Inga Tillere and her partner Johny Brown.

Inga Tillere first came to England in 1998 on a practice placement. Studying in Latvia at the time, the opportunity arose to come to the UK for six months - which she did – and then ended up staying nine months because she liked it so much. After graduating in 1999, Inga returned to London and has been here ever since.

She met her partner, Johnny through work 8-10 years ago, as they were both working with people with learning disabilities at the time.

Inga and Johnny also share a passion for music, and are in a band together called The Band of Holy Joy, which was started by Johnny when he came to London 35 years ago. “I used to live in New Cross Gate with a lot of musicians,” he says. “We started making music and writing songs and we have kept it going ever since. The band hit its height in the late ‘80s, early ‘90s, and we were signed to Rough Trade; now it’s not so much a full-time thing, although we do release a new album every year. We also do lots of radio plays, and we have a radio show." 

Inga: I do live projection, art for the album covers and any other artwork they need. I’m not a performer - I’m hiding off stage! 

As for whether Inga and Johnny will remain in London, is uncertain.

Johnny: The changes are happening so fast in London now; everything seems precarious at the moment. Rent, rates, and travel are all stripping wages. I still love the city, though! This is our home. All my friends are here, all my roots are here, and all my business is here. It’s a hard one. We do think about moving somewhere more amenable, or indeed back to Latvia.

Having visited Latvia numerous times, Johnny says he would feel comfortable living there, although admits the language will be a challenge.

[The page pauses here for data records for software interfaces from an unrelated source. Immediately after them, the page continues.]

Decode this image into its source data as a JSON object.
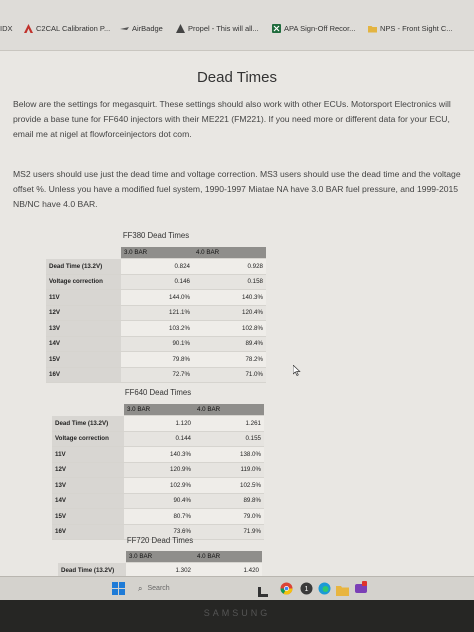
{
  "bookmarks": {
    "idx": "IDX",
    "c2cal": "C2CAL Calibration P...",
    "airbadge": "AirBadge",
    "propel": "Propel - This will all...",
    "apa": "APA Sign-Off Recor...",
    "nps": "NPS - Front Sight C..."
  },
  "page": {
    "title": "Dead Times",
    "intro": "Below are the settings for megasquirt. These settings should also work with other ECUs. Motorsport Electronics will provide a base tune for FF640 injectors with their ME221 (FM221). If you need more or different data for your ECU, email me at nigel at flowforceinjectors dot com.",
    "ms_note": "MS2 users should use just the dead time and voltage correction. MS3 users should use the dead time and the voltage offset %. Unless you have a modified fuel system, 1990-1997 Miatae NA have 3.0 BAR fuel pressure, and 1999-2015 NB/NC have 4.0 BAR."
  },
  "tables": {
    "ff380": {
      "title": "FF380 Dead Times",
      "col1": "3.0 BAR",
      "col2": "4.0 BAR",
      "rows": [
        [
          "Dead Time (13.2V)",
          "0.824",
          "0.928"
        ],
        [
          "Voltage correction",
          "0.146",
          "0.158"
        ],
        [
          "11V",
          "144.0%",
          "140.3%"
        ],
        [
          "12V",
          "121.1%",
          "120.4%"
        ],
        [
          "13V",
          "103.2%",
          "102.8%"
        ],
        [
          "14V",
          "90.1%",
          "89.4%"
        ],
        [
          "15V",
          "79.8%",
          "78.2%"
        ],
        [
          "16V",
          "72.7%",
          "71.0%"
        ]
      ]
    },
    "ff640": {
      "title": "FF640 Dead Times",
      "col1": "3.0 BAR",
      "col2": "4.0 BAR",
      "rows": [
        [
          "Dead Time (13.2V)",
          "1.120",
          "1.261"
        ],
        [
          "Voltage correction",
          "0.144",
          "0.155"
        ],
        [
          "11V",
          "140.3%",
          "138.0%"
        ],
        [
          "12V",
          "120.9%",
          "119.0%"
        ],
        [
          "13V",
          "102.9%",
          "102.5%"
        ],
        [
          "14V",
          "90.4%",
          "89.8%"
        ],
        [
          "15V",
          "80.7%",
          "79.0%"
        ],
        [
          "16V",
          "73.6%",
          "71.9%"
        ]
      ]
    },
    "ff720": {
      "title": "FF720 Dead Times",
      "col1": "3.0 BAR",
      "col2": "4.0 BAR",
      "rows": [
        [
          "Dead Time (13.2V)",
          "1.302",
          "1.420"
        ]
      ]
    }
  },
  "taskbar": {
    "search": "Search"
  },
  "monitor": {
    "brand": "SAMSUNG"
  },
  "colors": {
    "header_bg": "#8f8e8b",
    "label_bg": "#d8d6d2",
    "page_bg": "#e9e7e3"
  }
}
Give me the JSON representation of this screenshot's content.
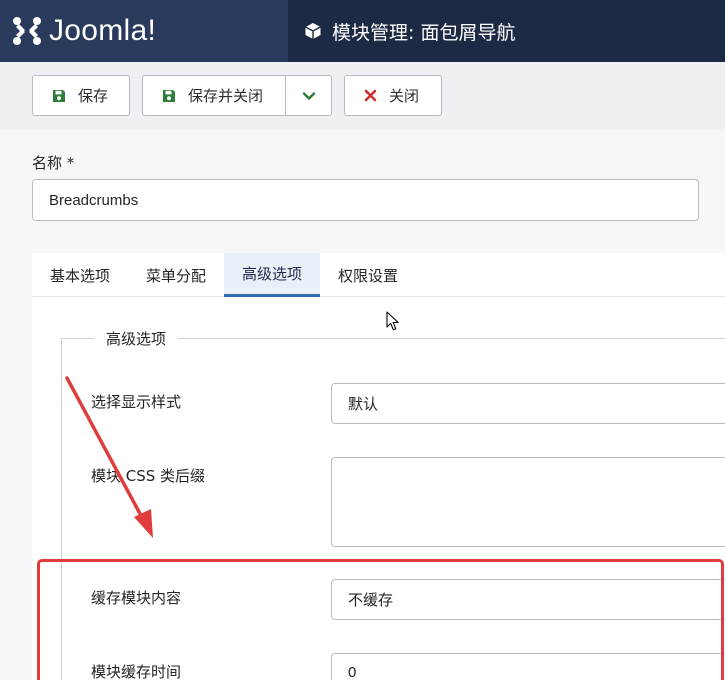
{
  "header": {
    "brand": "Joomla!",
    "title": "模块管理: 面包屑导航"
  },
  "toolbar": {
    "save_label": "保存",
    "save_close_label": "保存并关闭",
    "close_label": "关闭"
  },
  "form": {
    "name_label": "名称 *",
    "name_value": "Breadcrumbs"
  },
  "tabs": [
    {
      "label": "基本选项"
    },
    {
      "label": "菜单分配"
    },
    {
      "label": "高级选项",
      "active": true
    },
    {
      "label": "权限设置"
    }
  ],
  "advanced": {
    "legend": "高级选项",
    "layout_label": "选择显示样式",
    "layout_value": "默认",
    "css_label": "模块 CSS 类后缀",
    "css_value": "",
    "cache_label": "缓存模块内容",
    "cache_value": "不缓存",
    "cache_time_label": "模块缓存时间",
    "cache_time_value": "0"
  },
  "colors": {
    "brand_bg": "#2a3a5c",
    "title_bg": "#1c2a43",
    "save_icon": "#2e7d3b",
    "close_icon": "#c9302c",
    "active_tab_border": "#2f6ab5",
    "annotation": "#e03c3c"
  },
  "icons": [
    "joomla-logo-icon",
    "cube-icon",
    "floppy-disk-icon",
    "chevron-down-icon",
    "close-x-icon",
    "mouse-cursor-icon"
  ]
}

Inga says she is proud of her Latvian identity. “Living here I’ve never really wanted to ‘become British’ or apply for citizenship,” she says. “Yet at the same time, I still enjoy being involved with the culture and what’s going on.”

Inga: There is a growing Latvian community here in London, although I have never really associated myself with it. I have really good friends back in Latvia, who I can contact on a regular basis. In London, it’s nice to be surrounded by different people, as opposed to isolating myself within the Latvian community. It would probably be different if we had children - I think I would very much like them to be aware of their Latvian roots, and to be part of the Latvian community.